Shaka kaSenzangakhona is a figure that looms large in the South African imagination. The Durban International Airport is named after him and the Zulus celebrate King Shaka Day on September 24 as part of the National Heritage Day. So who was Shaka?
Shaka was a brilliant military strategist who succeeded in uniting many small groups to form the Zulu Nation. Shaka was born around 1787 out of wedlock. Although his father, the ruler of a small chiefdom called the Zulu, eventually took Shaka’s mother, Nandi, as a wife, he ultimately cast them out so that Shaka ended up growing up with Nandi’s clan. Shaka was teased because of the circumstances of his birth and childhood, which might have played a role in his thirst for power later on in life.

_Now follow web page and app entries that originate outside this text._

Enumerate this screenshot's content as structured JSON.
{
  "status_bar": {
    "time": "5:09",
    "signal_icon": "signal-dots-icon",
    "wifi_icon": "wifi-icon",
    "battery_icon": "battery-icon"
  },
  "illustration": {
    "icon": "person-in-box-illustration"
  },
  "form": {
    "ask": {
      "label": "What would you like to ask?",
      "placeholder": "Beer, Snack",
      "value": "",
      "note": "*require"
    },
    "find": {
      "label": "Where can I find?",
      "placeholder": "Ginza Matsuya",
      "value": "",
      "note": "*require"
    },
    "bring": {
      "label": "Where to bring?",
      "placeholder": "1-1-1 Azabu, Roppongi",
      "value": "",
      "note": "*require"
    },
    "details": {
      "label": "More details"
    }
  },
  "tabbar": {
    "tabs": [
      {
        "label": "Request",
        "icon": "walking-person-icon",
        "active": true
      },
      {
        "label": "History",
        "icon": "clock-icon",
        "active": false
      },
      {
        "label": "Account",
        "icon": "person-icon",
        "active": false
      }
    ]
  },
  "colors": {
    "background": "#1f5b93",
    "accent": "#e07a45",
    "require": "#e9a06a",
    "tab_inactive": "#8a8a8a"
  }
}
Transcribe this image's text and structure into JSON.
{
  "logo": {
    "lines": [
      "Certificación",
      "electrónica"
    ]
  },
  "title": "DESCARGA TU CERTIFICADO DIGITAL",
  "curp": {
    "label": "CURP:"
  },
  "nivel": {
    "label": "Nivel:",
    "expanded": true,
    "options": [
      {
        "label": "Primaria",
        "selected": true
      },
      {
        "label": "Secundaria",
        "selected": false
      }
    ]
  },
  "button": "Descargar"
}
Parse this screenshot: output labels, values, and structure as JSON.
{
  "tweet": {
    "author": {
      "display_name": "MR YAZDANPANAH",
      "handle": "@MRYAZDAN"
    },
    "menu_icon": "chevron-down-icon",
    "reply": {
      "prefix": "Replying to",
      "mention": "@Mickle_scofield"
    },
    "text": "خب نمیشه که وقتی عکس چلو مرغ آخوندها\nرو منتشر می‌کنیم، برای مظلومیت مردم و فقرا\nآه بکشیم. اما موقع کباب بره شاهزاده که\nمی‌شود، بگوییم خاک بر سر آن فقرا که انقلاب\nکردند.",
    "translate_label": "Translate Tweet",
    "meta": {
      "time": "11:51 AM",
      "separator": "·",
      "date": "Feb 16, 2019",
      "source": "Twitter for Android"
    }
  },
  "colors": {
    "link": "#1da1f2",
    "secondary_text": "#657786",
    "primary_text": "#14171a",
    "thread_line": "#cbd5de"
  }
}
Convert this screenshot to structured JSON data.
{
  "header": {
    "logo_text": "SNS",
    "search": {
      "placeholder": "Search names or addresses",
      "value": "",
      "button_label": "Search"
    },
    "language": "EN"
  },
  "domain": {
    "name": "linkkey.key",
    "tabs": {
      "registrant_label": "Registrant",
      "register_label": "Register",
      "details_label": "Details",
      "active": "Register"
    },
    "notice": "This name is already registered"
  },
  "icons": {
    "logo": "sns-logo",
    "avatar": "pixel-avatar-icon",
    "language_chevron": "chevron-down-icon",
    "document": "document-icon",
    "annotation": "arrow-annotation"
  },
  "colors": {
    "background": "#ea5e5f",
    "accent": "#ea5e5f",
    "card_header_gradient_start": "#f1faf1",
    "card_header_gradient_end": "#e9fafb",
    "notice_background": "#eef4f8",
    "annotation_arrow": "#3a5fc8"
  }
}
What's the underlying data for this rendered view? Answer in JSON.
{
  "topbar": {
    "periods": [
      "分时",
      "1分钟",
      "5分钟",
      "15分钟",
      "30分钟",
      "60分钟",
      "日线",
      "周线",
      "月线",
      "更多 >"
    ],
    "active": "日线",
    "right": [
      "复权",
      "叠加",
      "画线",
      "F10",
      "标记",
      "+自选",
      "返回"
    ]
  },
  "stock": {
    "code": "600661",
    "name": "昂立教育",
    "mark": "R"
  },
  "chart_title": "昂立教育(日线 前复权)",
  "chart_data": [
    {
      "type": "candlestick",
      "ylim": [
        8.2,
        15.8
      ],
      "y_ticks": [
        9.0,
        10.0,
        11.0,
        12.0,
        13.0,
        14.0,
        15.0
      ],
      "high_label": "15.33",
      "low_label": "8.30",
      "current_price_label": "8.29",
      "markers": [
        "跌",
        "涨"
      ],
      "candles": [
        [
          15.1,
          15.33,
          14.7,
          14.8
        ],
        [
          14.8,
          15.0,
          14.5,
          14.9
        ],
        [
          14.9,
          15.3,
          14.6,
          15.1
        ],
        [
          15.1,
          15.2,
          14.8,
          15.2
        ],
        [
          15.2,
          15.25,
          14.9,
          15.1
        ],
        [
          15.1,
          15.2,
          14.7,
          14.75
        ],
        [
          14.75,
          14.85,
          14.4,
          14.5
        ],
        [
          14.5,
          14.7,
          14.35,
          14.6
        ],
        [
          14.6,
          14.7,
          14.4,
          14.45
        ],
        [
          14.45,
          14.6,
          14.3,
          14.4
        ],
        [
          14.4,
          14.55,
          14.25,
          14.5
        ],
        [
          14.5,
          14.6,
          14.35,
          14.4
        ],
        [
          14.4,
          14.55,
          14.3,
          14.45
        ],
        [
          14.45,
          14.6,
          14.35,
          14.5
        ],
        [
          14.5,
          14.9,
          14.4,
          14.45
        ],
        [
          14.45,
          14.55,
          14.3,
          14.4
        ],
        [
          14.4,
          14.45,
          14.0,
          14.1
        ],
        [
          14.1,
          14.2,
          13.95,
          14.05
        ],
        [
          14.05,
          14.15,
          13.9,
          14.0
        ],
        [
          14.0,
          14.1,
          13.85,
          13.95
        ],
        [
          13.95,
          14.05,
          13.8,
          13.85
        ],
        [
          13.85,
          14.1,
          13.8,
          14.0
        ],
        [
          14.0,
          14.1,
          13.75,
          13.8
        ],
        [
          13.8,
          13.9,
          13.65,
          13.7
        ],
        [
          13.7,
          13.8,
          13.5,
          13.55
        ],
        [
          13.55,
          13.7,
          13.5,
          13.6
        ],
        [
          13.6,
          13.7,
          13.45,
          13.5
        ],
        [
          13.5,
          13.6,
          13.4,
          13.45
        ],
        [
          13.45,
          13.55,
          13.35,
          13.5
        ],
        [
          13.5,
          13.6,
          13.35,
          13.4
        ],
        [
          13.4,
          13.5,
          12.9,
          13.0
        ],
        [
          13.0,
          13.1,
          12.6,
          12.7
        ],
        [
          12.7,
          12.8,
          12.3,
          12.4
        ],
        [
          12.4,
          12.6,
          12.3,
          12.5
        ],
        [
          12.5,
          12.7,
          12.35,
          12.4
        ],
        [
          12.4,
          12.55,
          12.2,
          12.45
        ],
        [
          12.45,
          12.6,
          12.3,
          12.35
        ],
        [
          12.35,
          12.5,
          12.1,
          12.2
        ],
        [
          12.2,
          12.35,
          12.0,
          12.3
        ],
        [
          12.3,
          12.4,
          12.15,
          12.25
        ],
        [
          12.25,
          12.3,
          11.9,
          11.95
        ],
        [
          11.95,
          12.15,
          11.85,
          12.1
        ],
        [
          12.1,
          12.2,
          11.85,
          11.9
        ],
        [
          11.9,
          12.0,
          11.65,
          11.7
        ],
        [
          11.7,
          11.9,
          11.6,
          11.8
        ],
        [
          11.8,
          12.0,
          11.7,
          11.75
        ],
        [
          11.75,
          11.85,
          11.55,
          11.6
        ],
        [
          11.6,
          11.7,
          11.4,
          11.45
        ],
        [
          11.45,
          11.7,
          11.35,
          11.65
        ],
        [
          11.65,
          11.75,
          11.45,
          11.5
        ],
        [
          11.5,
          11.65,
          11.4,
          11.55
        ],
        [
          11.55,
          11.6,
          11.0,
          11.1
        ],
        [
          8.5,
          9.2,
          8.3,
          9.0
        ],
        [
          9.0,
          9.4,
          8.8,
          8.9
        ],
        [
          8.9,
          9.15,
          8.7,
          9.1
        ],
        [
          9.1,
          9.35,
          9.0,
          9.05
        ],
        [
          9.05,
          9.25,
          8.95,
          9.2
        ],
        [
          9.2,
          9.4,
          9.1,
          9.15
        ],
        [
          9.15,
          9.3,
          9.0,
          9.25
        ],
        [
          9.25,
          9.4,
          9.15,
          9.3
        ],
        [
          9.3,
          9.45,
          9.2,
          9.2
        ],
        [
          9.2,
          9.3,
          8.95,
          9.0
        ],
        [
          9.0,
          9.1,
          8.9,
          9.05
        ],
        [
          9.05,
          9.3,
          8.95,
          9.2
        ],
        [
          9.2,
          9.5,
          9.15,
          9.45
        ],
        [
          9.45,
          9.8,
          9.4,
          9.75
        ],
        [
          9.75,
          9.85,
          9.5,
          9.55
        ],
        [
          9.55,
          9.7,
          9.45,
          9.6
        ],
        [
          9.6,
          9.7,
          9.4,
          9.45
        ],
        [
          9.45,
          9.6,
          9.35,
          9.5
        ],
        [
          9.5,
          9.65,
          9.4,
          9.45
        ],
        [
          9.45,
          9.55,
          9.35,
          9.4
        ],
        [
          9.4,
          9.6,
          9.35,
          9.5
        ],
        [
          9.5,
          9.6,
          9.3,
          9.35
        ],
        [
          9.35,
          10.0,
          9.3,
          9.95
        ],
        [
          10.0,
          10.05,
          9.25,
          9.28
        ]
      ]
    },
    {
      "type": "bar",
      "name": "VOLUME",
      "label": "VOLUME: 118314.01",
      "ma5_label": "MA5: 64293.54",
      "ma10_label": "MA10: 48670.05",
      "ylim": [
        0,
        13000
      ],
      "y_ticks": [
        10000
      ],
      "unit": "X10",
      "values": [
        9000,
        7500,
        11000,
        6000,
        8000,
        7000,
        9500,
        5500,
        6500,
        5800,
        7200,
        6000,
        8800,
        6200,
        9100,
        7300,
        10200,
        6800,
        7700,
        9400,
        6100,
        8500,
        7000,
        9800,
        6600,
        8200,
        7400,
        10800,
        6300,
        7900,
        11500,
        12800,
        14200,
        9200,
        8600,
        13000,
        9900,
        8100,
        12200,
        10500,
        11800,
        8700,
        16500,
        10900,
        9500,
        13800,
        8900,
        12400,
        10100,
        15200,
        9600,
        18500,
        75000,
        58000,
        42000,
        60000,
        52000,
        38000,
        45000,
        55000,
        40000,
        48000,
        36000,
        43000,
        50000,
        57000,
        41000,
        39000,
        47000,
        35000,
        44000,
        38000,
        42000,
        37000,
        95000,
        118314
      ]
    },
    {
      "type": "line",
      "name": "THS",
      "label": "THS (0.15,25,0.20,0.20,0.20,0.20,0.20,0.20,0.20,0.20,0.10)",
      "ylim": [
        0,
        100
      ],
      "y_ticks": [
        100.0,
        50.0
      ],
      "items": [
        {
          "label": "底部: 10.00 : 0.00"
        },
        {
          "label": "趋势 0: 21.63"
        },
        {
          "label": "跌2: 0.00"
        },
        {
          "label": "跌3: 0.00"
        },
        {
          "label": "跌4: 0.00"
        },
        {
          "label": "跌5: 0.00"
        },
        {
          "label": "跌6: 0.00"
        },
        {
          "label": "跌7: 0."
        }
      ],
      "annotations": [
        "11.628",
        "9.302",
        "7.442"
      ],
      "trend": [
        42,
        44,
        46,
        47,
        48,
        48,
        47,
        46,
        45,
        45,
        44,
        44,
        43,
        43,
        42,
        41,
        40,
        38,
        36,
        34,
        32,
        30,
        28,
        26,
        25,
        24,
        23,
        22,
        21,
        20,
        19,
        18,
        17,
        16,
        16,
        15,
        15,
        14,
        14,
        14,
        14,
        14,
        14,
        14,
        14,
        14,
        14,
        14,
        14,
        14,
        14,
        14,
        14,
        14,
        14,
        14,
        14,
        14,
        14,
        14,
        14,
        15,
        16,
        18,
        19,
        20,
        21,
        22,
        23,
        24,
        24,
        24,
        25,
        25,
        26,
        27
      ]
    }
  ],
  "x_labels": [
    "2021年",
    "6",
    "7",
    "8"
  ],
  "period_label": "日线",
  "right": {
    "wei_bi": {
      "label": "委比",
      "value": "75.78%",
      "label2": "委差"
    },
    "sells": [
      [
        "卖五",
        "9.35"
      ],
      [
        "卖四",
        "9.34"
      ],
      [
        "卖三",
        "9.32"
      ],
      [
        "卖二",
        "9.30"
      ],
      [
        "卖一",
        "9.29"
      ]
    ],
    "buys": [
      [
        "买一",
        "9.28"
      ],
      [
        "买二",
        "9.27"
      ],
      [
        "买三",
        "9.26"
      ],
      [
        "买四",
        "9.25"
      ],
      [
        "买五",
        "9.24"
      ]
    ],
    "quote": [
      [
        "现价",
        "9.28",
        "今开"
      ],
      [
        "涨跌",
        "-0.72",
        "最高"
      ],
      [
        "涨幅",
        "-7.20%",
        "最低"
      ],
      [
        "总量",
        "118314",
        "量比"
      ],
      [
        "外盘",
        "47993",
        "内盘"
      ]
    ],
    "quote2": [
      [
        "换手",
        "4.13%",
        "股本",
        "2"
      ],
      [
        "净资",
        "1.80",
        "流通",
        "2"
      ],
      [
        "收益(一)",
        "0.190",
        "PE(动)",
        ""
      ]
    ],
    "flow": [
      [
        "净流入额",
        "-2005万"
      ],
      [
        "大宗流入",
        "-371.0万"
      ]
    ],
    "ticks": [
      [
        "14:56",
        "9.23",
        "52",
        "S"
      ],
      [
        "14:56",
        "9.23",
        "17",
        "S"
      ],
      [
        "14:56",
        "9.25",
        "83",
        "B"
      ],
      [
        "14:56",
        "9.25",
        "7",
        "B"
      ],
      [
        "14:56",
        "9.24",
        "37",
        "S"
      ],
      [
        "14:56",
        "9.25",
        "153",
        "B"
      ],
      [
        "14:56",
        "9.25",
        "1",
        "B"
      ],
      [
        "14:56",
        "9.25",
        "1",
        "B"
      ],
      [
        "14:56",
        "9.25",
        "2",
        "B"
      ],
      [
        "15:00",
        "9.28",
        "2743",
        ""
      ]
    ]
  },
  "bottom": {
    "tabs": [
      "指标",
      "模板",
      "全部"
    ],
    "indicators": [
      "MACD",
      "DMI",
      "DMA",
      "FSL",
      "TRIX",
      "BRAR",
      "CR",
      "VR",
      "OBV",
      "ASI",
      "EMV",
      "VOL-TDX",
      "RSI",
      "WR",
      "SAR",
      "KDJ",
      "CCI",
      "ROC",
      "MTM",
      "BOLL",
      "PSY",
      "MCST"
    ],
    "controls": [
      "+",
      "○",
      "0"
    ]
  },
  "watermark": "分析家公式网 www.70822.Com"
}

Shaka’s rise started when, with the support of Dingiswayo, leader of the Mthethwa chiefdom, Shaka assassinated his older brother, Sigujana, who had inherited the chieftaincy of the Zulu from their father. Soon after, Dingiswayo was killed in battle, leaving a power vacuum among the Mthethwa, which Shaka filled. Shaka began to conquer more and more chiefdoms enlarging the Zulu Nation. The secret of the success of Shaka’s troops has been attributed to their discipline and innovative assault style. Instead of throwing long-handled spears at the enemy, Shaka gave his men short-handled spears with larger, broader blades and trained them to fight at close range. Shaka also initiated other military innovations such as the “bullhorn” fighting formation, which is a tactical encirclement of the enemy in combat.
Shaka introduced crueler policies over time even killing people at the mourning ceremonies after his mother’s death because they seemed not to be grieving. Dingane and Mhlangana, Shaka’s two half-brothers, eventually assassinated him in 1828. However, Shaka had laid the foundation for a strong Zulu Nation that became one of the African states that defeated European forces in battle.
By Iyeyinka Kusi-Mensah